* [Exercise]:
Copy out each line of the data below in which "username" appears.

* [Provided records]:
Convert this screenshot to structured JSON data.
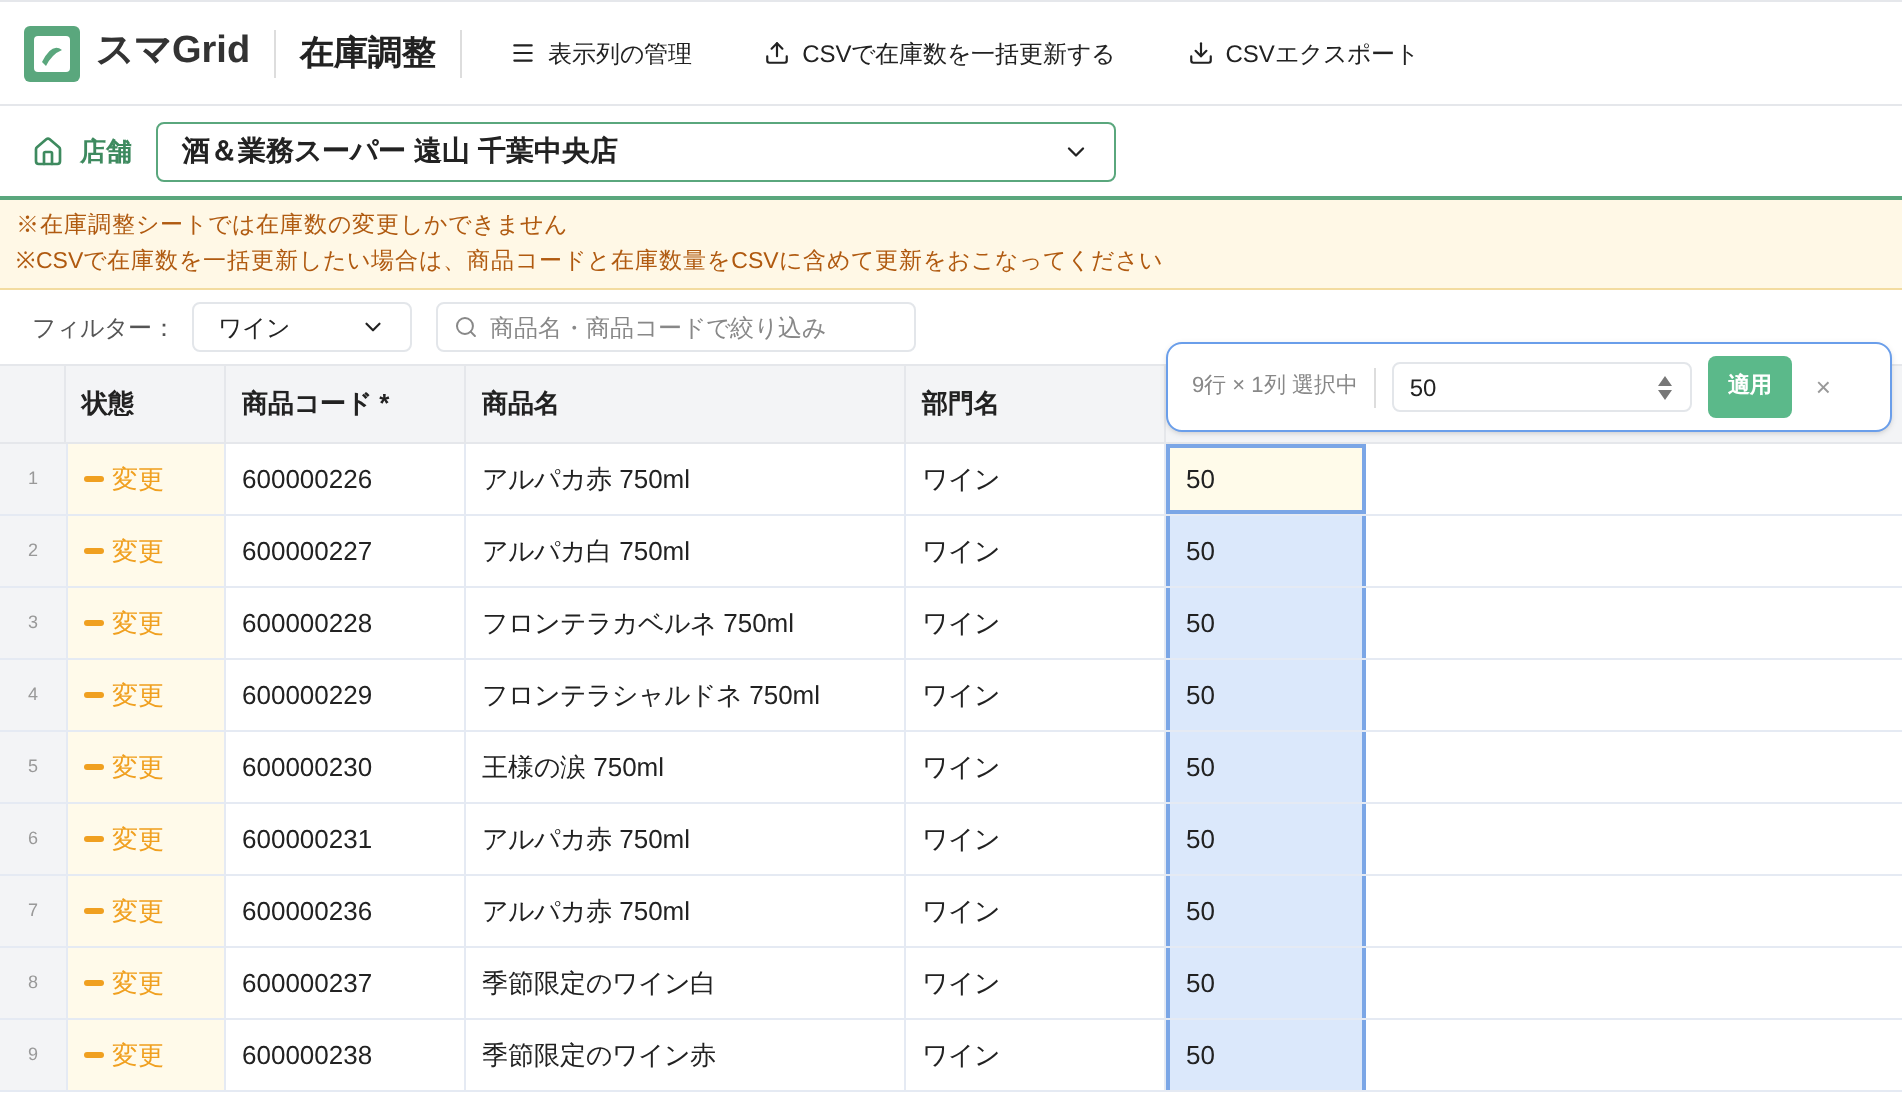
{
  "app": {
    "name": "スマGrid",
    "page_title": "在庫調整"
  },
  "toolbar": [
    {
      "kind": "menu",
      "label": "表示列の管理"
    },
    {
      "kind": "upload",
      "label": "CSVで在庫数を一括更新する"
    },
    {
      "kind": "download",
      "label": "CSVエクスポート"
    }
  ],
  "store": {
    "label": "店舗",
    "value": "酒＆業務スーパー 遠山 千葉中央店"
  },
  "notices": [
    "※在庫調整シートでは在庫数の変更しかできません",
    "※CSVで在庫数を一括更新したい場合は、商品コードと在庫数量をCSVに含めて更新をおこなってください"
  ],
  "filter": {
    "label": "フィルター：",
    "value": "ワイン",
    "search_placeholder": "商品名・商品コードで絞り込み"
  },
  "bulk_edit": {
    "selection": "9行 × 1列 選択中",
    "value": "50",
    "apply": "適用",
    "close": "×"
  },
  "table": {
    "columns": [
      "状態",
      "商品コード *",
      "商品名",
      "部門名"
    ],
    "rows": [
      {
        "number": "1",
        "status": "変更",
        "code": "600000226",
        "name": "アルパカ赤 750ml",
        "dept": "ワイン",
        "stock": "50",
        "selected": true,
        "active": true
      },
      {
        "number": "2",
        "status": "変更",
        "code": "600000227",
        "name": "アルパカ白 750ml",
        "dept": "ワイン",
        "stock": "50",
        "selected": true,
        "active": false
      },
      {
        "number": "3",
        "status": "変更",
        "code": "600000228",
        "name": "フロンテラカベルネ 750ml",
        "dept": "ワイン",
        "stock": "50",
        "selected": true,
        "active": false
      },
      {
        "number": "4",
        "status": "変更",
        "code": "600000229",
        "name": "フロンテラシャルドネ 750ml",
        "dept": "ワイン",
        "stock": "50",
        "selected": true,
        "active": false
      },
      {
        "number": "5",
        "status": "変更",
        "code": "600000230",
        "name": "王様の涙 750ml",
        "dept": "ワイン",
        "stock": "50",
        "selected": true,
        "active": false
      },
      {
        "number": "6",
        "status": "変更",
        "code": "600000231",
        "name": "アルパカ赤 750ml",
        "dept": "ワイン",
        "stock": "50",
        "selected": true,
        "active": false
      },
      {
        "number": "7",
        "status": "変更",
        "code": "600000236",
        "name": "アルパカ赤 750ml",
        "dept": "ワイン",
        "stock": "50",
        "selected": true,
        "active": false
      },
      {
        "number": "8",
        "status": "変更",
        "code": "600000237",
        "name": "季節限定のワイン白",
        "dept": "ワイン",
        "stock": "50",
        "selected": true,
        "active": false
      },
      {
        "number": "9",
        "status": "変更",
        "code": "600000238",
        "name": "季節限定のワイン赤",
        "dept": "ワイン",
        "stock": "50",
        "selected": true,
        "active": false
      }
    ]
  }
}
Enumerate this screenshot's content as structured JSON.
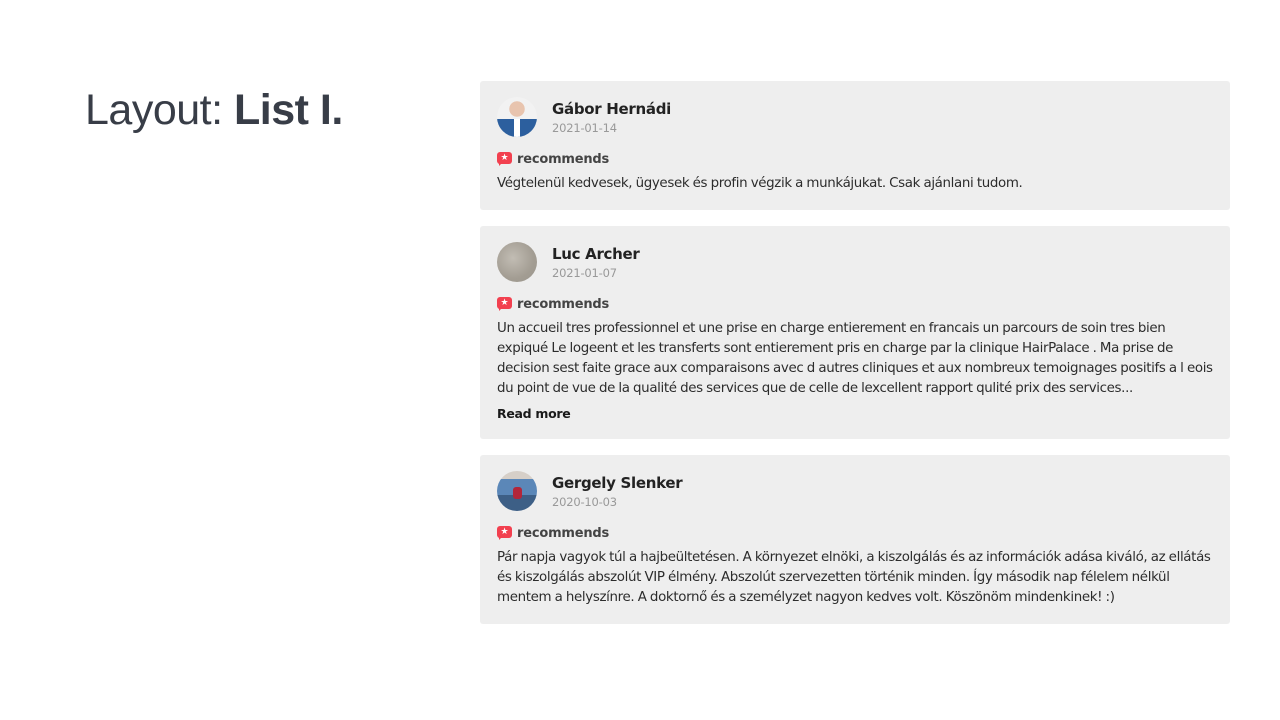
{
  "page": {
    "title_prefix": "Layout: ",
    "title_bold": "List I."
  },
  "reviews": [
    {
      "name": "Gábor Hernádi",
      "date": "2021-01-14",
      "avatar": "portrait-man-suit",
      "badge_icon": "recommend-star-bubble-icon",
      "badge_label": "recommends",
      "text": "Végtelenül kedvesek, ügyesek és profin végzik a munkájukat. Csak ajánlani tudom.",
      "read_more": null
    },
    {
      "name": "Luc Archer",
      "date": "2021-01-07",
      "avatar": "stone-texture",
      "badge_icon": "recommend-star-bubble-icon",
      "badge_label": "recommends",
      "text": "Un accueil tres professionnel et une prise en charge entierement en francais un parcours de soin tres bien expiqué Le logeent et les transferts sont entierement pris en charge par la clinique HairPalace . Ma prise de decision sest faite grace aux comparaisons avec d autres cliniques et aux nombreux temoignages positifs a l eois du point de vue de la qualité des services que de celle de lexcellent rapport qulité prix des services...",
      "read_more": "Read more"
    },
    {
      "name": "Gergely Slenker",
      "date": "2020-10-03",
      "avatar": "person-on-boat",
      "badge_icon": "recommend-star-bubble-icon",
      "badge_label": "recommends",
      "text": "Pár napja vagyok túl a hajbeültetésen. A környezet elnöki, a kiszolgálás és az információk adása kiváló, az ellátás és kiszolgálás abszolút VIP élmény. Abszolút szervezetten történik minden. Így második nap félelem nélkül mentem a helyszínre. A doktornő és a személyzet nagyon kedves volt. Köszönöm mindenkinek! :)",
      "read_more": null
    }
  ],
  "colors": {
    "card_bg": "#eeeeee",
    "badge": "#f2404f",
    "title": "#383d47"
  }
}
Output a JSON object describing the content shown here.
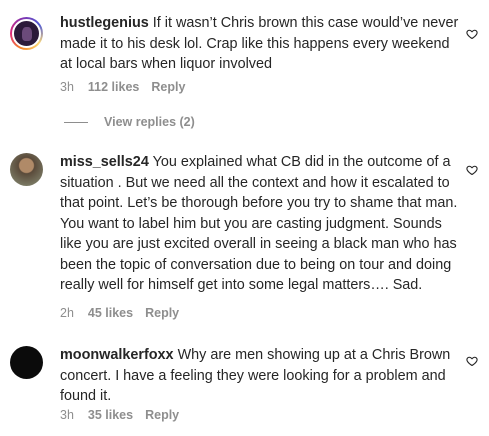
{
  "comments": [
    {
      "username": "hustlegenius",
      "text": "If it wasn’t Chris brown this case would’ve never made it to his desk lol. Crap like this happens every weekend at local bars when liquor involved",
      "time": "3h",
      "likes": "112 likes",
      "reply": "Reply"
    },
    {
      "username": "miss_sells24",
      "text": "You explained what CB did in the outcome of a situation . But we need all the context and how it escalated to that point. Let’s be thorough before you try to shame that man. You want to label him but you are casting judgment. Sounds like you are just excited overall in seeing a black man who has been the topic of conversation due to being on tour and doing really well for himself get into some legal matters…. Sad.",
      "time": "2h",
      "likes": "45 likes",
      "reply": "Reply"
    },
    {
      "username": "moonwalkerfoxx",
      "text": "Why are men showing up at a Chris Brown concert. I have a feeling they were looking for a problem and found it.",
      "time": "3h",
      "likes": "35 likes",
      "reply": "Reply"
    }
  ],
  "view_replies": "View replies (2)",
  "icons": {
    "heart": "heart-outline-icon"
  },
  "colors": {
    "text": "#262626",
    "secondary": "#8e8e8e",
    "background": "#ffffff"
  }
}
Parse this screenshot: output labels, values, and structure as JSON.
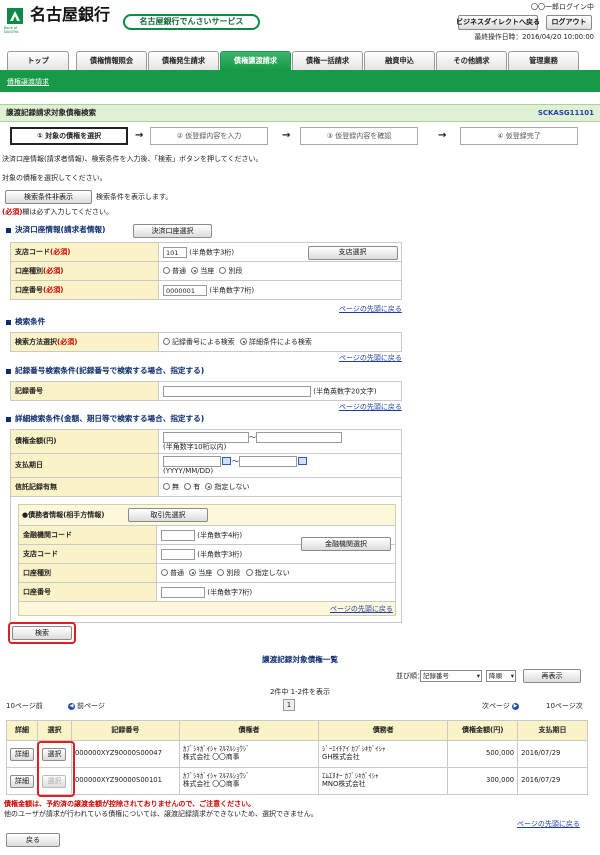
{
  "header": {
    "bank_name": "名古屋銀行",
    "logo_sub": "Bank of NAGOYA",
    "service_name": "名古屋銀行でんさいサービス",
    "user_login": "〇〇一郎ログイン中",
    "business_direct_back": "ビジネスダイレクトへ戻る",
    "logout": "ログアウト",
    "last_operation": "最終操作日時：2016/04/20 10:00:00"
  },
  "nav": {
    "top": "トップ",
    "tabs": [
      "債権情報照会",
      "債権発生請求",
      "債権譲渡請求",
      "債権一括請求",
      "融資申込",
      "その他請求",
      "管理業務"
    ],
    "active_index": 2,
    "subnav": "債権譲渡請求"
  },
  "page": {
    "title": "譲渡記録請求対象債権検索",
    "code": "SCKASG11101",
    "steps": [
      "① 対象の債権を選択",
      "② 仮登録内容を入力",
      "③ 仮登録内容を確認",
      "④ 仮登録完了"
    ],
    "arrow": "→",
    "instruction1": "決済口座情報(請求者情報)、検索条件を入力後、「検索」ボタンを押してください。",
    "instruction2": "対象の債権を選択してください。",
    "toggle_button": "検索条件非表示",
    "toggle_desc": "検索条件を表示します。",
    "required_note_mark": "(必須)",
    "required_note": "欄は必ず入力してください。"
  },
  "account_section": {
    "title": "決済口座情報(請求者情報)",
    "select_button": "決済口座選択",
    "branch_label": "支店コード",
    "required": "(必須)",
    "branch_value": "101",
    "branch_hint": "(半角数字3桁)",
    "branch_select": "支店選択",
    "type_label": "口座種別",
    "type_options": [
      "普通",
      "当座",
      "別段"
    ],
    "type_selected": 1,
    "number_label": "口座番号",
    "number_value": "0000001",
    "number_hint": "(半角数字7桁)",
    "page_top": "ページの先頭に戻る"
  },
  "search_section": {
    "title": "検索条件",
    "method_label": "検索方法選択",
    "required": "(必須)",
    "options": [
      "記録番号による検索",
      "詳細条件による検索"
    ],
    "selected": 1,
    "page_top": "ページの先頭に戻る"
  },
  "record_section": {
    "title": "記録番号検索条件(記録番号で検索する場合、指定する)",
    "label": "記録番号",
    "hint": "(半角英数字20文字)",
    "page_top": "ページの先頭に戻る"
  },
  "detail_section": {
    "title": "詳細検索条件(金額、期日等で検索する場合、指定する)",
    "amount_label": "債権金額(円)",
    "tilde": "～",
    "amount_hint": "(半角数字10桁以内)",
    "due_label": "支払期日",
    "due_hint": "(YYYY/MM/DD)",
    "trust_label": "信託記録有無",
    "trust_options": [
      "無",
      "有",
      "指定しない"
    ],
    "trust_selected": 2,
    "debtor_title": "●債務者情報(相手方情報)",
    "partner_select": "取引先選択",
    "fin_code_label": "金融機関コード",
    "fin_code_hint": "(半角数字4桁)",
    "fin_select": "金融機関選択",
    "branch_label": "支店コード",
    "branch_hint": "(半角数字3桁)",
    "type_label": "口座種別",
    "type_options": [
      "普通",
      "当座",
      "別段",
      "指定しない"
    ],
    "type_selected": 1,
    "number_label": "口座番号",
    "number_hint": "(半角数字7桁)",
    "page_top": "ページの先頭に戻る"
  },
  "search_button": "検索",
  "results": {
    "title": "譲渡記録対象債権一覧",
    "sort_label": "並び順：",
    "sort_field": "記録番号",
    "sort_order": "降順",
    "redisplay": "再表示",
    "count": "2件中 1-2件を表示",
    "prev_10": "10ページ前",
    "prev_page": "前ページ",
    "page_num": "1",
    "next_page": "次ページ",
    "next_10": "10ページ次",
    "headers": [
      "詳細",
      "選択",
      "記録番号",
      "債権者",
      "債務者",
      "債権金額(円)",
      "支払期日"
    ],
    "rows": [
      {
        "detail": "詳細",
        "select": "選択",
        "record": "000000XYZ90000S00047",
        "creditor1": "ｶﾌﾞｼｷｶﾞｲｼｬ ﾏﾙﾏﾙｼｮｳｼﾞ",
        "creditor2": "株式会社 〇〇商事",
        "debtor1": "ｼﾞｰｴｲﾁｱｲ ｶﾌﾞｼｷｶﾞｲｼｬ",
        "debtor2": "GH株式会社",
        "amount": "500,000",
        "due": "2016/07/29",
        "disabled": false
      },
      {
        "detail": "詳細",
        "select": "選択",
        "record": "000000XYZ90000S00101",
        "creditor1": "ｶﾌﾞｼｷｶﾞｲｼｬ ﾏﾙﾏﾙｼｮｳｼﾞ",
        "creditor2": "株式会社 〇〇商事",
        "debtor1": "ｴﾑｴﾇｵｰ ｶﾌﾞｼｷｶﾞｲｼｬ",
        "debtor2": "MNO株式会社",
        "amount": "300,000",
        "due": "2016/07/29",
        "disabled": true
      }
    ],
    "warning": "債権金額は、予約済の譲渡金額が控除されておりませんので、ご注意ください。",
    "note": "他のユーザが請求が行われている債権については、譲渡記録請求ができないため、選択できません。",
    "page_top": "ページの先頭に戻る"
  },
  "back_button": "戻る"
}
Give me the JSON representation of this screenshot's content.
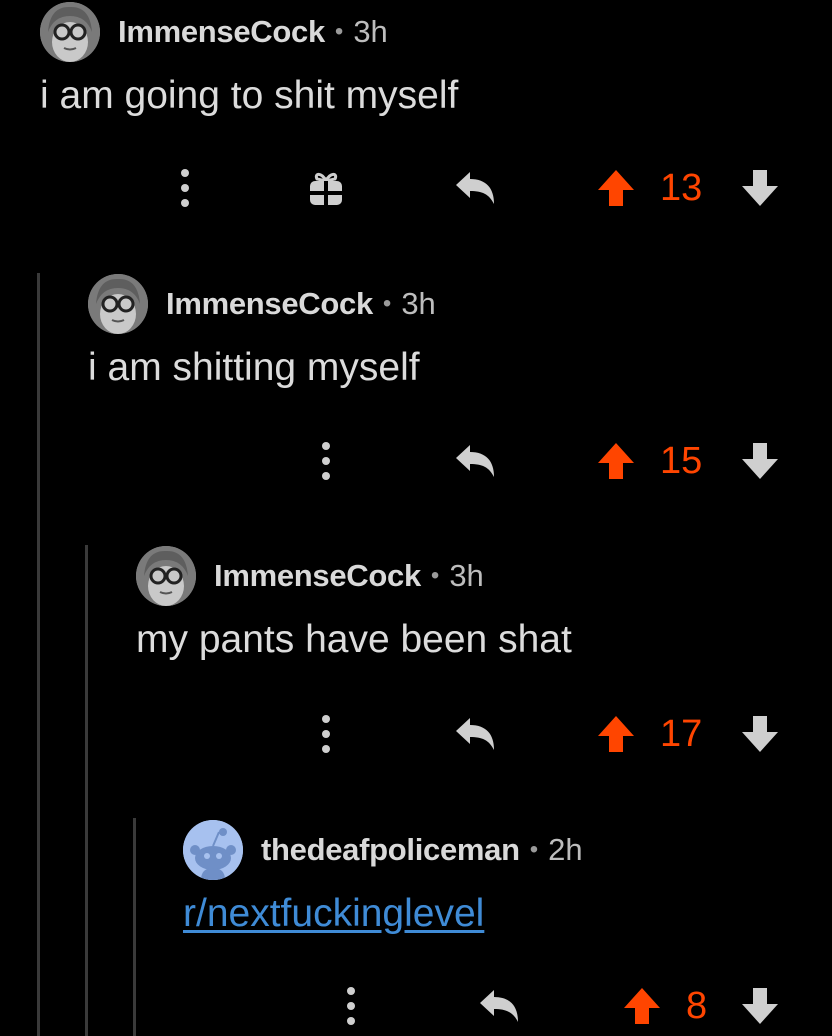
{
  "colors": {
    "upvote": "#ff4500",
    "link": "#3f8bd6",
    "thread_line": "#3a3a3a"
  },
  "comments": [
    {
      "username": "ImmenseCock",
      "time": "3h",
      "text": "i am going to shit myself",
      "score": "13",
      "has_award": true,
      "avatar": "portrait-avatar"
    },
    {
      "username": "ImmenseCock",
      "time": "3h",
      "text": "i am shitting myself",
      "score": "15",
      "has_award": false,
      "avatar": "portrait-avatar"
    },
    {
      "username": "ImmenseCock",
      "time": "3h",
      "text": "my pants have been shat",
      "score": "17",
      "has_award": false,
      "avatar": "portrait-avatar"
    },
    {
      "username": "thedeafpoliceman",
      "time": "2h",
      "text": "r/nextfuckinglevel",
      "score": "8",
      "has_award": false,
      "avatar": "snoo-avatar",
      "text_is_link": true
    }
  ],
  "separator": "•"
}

* [Solution for this exercise]:
      "username": "hustlegenius",
      "username": "miss_sells24",
      "username": "moonwalkerfoxx",
      "username": "ImmenseCock",
      "username": "ImmenseCock",
      "username": "ImmenseCock",
      "username": "thedeafpoliceman",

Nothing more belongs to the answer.